Leaving the house for the first time was quite nerve-wracking. This was the first time in a very long time I left the house/hostel/pension/communist cell block, without the following items:
-high boots/old black Spanish leggings
Those are my essentials. But I really shouldn't worry because in Vegas, anything goes. No passport? No problem. Don't have cash? We'lll find another way to let you gamble away your 401K. You're always under surveillance so no camera necessary. No make-up? Probably just an animal rights activist or a natural-beauty enthusiast. As for the high boots (which house my passport, wallet, and camera), I'm still quite attached to those.
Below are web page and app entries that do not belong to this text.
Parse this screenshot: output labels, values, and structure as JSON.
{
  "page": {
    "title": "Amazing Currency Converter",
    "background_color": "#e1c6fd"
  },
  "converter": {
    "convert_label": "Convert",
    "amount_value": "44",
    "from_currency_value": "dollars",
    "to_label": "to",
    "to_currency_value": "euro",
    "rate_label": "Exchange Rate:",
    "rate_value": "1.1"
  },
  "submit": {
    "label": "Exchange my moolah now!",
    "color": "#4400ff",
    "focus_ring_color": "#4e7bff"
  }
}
I've also found that I'm even more attached to Spanish cafe con leche. Sometimes simplicity is unattainable in the US. For just one tiny euro, I get the perfect size cup, always white, with one shot of expresso plus milk. If I were to go to an establishment like Starbucks, the smallest I could buy is a "tall"; it would probably be laden with sugar and cost at least 4.00 USD. That's one complaint that the US students have at Franklin: we're used to these tiny little things in most of Europe then recieve something four, five, six times the size when we return to the US. And after drinking my mom's coffee, which she drinks Americana, I no longer crave coffee.
Maybe I never really enjoyed cafe con leche in Spain or cappuccinos in Ticino. I have had bad coffee in Europe, but it's not necessarily the taste that always matters. It's the experience. Going into a cafe allows me to people-watch, to write, to think about how things are going to work out (even if it's just a quick coffee, even if I'm standing). It's not a life-changing moment every time I drink a coffee, however it helps me organize my thoughts. I can plan my day without the small-talk of hostel-goers. I can interact with locals, practice a language, etc.
Well, there's my speil on coffee and how I now leave the house. Don't get me started on the lack of public transportation...